Paul Bassan, Aspen Re

Machine and Deep Learning with MATLAB

11:30–12:00

Machine and deep learning are increasingly prominent technologies, causing a media sensation and challenging many technical disciplines, invigorating financial quantitative modelling and driving FinTech. Learn how to get started quickly with machine learning and deep learning techniques in MATLAB® and how such techniques can support facilitate time-series forecasting, stock classification, and risk management model selection workflows. The talk also outlines how machine and deep learning facilitates image, computer vision, and audio processing capabilities in MATLAB, relevant to cheque and currency identification, cashpoint monitoring, and market abuse regulatory compliance (e.g. voice recordings).

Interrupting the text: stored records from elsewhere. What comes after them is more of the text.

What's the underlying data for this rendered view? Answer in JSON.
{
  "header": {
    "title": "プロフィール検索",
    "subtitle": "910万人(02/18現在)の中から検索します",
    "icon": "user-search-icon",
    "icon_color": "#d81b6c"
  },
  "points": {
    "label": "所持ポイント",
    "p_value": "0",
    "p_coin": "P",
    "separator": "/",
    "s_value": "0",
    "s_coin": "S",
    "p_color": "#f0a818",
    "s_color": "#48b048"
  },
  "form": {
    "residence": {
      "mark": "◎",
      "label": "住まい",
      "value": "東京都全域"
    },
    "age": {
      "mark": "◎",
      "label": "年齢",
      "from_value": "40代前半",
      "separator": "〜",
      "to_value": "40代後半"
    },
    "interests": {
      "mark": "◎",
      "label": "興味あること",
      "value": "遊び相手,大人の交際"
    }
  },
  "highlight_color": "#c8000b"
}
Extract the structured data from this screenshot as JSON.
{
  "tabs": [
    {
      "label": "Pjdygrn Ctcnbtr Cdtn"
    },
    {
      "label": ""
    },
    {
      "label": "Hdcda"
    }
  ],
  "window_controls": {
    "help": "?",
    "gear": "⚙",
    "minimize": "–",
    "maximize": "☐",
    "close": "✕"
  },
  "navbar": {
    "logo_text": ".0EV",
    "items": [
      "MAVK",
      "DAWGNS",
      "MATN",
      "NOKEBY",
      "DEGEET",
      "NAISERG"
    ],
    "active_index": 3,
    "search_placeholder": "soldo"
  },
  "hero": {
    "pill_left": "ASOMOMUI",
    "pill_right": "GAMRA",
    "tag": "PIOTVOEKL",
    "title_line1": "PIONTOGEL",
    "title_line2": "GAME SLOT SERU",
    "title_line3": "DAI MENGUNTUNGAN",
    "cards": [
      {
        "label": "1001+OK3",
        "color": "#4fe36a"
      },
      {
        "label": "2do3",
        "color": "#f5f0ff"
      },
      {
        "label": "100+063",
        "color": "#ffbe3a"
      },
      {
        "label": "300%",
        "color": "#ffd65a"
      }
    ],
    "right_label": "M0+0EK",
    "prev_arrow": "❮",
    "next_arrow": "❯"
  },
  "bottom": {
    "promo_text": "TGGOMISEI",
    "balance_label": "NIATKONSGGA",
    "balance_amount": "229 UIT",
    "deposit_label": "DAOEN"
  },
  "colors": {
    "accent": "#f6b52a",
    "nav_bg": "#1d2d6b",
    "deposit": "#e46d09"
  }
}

New Financial Modelling Capabilities in MATLAB

13:30–14:15

This presentation discusses and demonstrates key new features for risk management, time-series modelling, instrument pricing, and financial data connectivity. Highlights include recent foundation capabilities, such as the table and timetable data types, and focus on key applications, such as credit scorecard modelling, value-at-risk, expected shortfall backtesting, instrument pricing with stochastic volatility, and a demonstration of time-series modelling with the Econometric Modeler app.

Kevin Shea, MathWorks

Stuart Kozola, MathWorks


Developing Robust MATLAB Code

13:30–14:15

As the size and complexity of your MATLAB® application increases, you want make sure to structure software projects well, ensuring users can run code without encountering unexpected behaviour or errors, for example. In this talk, you will learn about relevant advanced MATLAB software development capabilities, including error handling, object-oriented programming (OOP), unit testing, version control, and change tracking.

Paul Peeling, MathWorks


Using MATLAB for Sentiment Analysis and Text Analytics

15:15–16:00

Sentiment scores, derived from text, such as newsfeeds and social media, offer important information to determine portfolio positions and trading signals, while text analytics can offer opportunities to identify misconduct. However, a document’s sentiment is often a weak signal surrounded by a large amount of noise. Extracting that signal requires a variety of techniques for working with data both in text and numeric formats, as well as machine learning techniques for automating the sentiment scoring process on large quantities of data.

Learn how to use text analytics capabilities in MATLAB® to build your own sentiment analysis tools. This presentation covers the entire sentiment scoring workflow, including importing social media feed data into MATLAB, preprocessing and cleaning up the raw text, converting text to a numeric format, and applying machine learning techniques to derive sentiment scores.


Enterprise-Scale MATLAB Applications

15:15–16:00

This presentation describes best practices for how you can make MATLAB® applications enterprise-ready, scale models appropriately no matter your IT infrastructure, and incorporate analytics into production systems. It outlines how MATLAB can interact with data lakes and data streaming environments.

Rory Adams, MathWorks

Sylvain Lacaze, MathWorks